**Work to be completed**
Could you reproduce all of these records exactly?

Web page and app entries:
☆ ☆ ☆ ☆ ☆
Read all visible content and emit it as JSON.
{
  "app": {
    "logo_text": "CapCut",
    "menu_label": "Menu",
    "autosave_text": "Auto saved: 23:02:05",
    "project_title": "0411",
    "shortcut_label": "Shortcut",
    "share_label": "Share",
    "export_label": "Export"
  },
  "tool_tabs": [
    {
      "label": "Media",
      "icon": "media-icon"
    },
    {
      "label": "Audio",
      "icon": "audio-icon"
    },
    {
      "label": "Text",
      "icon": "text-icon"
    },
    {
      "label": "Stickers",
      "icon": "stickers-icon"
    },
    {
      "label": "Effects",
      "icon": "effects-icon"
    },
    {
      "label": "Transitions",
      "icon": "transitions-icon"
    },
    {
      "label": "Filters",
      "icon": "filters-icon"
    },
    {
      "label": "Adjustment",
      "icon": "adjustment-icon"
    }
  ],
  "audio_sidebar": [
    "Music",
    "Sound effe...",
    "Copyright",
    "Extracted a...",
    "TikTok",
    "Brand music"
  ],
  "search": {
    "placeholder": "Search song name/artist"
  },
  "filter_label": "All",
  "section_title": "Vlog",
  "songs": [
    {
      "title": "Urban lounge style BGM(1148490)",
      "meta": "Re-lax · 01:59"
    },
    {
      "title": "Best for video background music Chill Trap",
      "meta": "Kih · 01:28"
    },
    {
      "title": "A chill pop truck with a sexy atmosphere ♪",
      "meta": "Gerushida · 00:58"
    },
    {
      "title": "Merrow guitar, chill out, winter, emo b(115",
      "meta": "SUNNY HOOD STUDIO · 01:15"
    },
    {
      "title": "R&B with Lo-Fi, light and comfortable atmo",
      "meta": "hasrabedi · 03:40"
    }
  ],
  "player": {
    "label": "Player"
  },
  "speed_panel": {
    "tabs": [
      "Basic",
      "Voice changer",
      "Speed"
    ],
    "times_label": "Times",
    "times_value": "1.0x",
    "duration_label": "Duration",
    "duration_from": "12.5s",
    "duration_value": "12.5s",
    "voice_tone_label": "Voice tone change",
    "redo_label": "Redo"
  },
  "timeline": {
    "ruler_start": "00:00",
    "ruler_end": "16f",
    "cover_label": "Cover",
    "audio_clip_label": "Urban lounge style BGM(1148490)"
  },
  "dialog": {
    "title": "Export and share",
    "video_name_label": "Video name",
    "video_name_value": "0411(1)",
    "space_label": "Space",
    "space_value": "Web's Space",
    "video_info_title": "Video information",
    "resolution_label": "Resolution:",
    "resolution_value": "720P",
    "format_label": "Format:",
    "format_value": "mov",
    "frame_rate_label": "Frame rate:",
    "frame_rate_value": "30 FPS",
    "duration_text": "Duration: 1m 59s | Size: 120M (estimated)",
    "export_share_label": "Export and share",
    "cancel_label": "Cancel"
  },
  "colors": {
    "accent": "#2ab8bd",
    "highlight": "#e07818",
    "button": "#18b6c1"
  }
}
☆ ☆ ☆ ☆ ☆
**Result of the exercise**
Read all visible content and emit it as JSON.
{
  "app": {
    "logo_text": "CapCut",
    "menu_label": "Menu",
    "autosave_text": "Auto saved: 23:02:05",
    "project_title": "0411",
    "shortcut_label": "Shortcut",
    "share_label": "Share",
    "export_label": "Export"
  },
  "tool_tabs": [
    {
      "label": "Media",
      "icon": "media-icon"
    },
    {
      "label": "Audio",
      "icon": "audio-icon"
    },
    {
      "label": "Text",
      "icon": "text-icon"
    },
    {
      "label": "Stickers",
      "icon": "stickers-icon"
    },
    {
      "label": "Effects",
      "icon": "effects-icon"
    },
    {
      "label": "Transitions",
      "icon": "transitions-icon"
    },
    {
      "label": "Filters",
      "icon": "filters-icon"
    },
    {
      "label": "Adjustment",
      "icon": "adjustment-icon"
    }
  ],
  "audio_sidebar": [
    "Music",
    "Sound effe...",
    "Copyright",
    "Extracted a...",
    "TikTok",
    "Brand music"
  ],
  "search": {
    "placeholder": "Search song name/artist"
  },
  "filter_label": "All",
  "section_title": "Vlog",
  "songs": [
    {
      "title": "Urban lounge style BGM(1148490)",
      "meta": "Re-lax · 01:59"
    },
    {
      "title": "Best for video background music Chill Trap",
      "meta": "Kih · 01:28"
    },
    {
      "title": "A chill pop truck with a sexy atmosphere ♪",
      "meta": "Gerushida · 00:58"
    },
    {
      "title": "Merrow guitar, chill out, winter, emo b(115",
      "meta": "SUNNY HOOD STUDIO · 01:15"
    },
    {
      "title": "R&B with Lo-Fi, light and comfortable atmo",
      "meta": "hasrabedi · 03:40"
    }
  ],
  "player": {
    "label": "Player"
  },
  "speed_panel": {
    "tabs": [
      "Basic",
      "Voice changer",
      "Speed"
    ],
    "times_label": "Times",
    "times_value": "1.0x",
    "duration_label": "Duration",
    "duration_from": "12.5s",
    "duration_value": "12.5s",
    "voice_tone_label": "Voice tone change",
    "redo_label": "Redo"
  },
  "timeline": {
    "ruler_start": "00:00",
    "ruler_end": "16f",
    "cover_label": "Cover",
    "audio_clip_label": "Urban lounge style BGM(1148490)"
  },
  "dialog": {
    "title": "Export and share",
    "video_name_label": "Video name",
    "video_name_value": "0411(1)",
    "space_label": "Space",
    "space_value": "Web's Space",
    "video_info_title": "Video information",
    "resolution_label": "Resolution:",
    "resolution_value": "720P",
    "format_label": "Format:",
    "format_value": "mov",
    "frame_rate_label": "Frame rate:",
    "frame_rate_value": "30 FPS",
    "duration_text": "Duration: 1m 59s | Size: 120M (estimated)",
    "export_share_label": "Export and share",
    "cancel_label": "Cancel"
  },
  "colors": {
    "accent": "#2ab8bd",
    "highlight": "#e07818",
    "button": "#18b6c1"
  }
}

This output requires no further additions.